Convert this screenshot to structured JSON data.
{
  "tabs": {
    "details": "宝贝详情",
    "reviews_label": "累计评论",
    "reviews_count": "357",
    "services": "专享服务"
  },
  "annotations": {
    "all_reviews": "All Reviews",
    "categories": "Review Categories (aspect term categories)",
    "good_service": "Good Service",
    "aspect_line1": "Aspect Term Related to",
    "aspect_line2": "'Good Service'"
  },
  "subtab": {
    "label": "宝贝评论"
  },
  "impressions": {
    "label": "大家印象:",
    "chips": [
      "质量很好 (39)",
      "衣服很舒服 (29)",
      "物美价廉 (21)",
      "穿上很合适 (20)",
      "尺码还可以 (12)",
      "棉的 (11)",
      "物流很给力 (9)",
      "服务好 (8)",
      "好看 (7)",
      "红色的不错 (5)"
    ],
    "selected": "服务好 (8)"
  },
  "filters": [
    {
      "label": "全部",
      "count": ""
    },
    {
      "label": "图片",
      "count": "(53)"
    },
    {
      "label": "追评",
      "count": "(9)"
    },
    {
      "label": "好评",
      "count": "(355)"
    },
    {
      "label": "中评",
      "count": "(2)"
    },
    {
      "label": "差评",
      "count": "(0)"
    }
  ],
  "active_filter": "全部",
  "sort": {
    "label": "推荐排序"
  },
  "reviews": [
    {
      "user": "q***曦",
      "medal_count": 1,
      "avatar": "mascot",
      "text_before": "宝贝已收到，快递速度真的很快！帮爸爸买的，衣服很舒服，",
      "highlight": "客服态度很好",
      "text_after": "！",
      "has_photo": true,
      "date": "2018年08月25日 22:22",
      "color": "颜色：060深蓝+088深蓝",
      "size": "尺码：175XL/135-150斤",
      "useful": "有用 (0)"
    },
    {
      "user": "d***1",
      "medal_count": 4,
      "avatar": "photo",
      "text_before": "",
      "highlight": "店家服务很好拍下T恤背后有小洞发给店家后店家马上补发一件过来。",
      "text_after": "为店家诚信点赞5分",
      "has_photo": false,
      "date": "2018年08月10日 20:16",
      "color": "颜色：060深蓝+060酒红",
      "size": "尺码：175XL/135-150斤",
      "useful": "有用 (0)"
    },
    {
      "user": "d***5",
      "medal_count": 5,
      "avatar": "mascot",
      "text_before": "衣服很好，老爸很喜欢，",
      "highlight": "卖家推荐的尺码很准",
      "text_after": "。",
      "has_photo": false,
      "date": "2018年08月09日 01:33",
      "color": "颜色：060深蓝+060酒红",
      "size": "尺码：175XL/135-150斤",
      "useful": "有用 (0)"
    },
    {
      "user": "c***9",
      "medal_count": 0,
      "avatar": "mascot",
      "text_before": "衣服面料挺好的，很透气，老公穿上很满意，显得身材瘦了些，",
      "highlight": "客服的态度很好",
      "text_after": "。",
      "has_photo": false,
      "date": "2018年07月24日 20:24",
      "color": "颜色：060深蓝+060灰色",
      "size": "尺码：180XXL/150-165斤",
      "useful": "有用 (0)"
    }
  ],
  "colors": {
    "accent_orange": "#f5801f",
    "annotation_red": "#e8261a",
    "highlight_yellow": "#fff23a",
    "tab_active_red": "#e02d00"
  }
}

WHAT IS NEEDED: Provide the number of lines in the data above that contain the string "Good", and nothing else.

RESPONSE TO THIS TASK: 2